[Component data from apps and pages]
********

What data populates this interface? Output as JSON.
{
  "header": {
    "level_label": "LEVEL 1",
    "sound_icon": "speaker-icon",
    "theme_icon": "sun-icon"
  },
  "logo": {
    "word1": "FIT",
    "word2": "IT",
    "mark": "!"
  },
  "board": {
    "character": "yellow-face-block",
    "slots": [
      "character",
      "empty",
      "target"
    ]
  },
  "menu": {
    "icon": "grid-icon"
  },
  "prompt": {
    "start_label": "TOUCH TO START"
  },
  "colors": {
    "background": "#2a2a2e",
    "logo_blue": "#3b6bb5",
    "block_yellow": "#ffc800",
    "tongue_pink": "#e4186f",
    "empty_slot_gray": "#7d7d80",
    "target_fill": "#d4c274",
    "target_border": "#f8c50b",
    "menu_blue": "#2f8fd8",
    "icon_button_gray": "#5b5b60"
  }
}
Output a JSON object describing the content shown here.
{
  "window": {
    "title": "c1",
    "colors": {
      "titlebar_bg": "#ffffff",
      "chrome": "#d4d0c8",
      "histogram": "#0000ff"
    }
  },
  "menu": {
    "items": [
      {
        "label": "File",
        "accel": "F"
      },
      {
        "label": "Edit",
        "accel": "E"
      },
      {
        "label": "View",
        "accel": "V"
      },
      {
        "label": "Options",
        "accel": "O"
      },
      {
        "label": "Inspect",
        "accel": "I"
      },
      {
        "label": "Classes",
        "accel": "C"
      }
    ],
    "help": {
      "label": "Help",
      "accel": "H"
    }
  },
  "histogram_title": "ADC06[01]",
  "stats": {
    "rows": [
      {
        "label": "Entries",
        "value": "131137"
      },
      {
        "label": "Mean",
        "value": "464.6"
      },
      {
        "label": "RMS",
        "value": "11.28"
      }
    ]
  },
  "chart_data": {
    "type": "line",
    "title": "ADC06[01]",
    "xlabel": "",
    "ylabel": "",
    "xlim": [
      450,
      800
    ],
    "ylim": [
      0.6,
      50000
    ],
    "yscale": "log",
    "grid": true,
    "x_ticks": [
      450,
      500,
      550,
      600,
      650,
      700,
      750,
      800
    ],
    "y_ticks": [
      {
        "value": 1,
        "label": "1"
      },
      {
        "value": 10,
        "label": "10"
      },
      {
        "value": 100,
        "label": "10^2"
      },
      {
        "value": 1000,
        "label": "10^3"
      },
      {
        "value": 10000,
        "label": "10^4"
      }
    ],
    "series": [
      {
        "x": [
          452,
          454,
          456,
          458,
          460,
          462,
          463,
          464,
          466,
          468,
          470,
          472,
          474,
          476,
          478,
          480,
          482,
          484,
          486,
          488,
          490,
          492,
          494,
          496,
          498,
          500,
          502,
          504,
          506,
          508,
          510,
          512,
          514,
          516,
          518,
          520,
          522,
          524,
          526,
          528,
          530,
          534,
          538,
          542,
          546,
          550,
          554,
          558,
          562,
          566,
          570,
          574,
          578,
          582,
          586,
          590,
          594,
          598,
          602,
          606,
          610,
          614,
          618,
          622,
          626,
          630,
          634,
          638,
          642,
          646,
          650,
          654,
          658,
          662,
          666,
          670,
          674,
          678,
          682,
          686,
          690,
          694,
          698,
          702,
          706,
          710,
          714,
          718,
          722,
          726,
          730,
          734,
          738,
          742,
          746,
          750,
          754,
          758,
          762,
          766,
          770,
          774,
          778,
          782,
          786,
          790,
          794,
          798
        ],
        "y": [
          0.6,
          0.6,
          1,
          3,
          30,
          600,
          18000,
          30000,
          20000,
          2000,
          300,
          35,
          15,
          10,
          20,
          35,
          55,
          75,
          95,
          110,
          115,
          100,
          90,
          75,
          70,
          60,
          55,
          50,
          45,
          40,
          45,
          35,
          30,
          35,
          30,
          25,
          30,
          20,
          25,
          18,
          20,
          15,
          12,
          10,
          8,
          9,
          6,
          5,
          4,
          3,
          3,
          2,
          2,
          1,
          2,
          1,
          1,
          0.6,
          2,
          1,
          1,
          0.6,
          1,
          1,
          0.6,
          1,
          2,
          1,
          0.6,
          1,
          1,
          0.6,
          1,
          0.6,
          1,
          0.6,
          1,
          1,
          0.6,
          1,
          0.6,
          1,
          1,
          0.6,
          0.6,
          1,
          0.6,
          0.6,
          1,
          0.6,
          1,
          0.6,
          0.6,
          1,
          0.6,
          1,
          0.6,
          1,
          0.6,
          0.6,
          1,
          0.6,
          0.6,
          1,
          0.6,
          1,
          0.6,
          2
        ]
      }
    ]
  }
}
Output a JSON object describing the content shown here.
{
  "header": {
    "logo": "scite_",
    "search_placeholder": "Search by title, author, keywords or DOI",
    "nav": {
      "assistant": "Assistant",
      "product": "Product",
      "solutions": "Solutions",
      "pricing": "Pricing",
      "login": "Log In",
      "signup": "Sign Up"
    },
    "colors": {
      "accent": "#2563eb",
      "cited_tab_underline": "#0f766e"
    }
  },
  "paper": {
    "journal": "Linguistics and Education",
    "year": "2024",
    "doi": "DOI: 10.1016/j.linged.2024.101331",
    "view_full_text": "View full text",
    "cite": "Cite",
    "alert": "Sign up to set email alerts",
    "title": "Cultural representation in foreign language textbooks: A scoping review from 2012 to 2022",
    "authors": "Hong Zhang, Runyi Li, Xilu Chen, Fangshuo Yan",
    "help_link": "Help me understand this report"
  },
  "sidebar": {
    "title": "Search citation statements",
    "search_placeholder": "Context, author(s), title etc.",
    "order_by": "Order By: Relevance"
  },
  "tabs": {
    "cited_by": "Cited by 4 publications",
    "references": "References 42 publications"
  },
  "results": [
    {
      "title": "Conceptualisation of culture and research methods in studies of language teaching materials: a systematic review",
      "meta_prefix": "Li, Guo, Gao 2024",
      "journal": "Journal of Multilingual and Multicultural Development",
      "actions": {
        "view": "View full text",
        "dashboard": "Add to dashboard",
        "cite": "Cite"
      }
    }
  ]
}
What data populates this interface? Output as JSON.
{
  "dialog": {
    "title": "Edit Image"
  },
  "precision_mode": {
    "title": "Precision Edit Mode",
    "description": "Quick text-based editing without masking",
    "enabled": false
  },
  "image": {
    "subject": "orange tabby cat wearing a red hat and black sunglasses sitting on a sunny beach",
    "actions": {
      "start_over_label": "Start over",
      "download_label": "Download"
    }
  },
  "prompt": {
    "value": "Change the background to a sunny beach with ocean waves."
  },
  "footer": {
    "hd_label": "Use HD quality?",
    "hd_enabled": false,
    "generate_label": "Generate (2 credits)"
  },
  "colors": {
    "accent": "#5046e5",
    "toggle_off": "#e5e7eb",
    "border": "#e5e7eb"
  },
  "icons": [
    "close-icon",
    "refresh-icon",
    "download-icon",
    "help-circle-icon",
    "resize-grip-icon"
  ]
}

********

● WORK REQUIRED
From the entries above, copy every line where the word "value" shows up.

● RESPONSE TO THIS EXERCISE
        "value": "131137"
        "value": "464.6"
        "value": "11.28"
        "value": 1,
        "value": 10,
        "value": 100,
        "value": 1000,
        "value": 10000,
    "value": "Change the background to a sunny beach with ocean waves."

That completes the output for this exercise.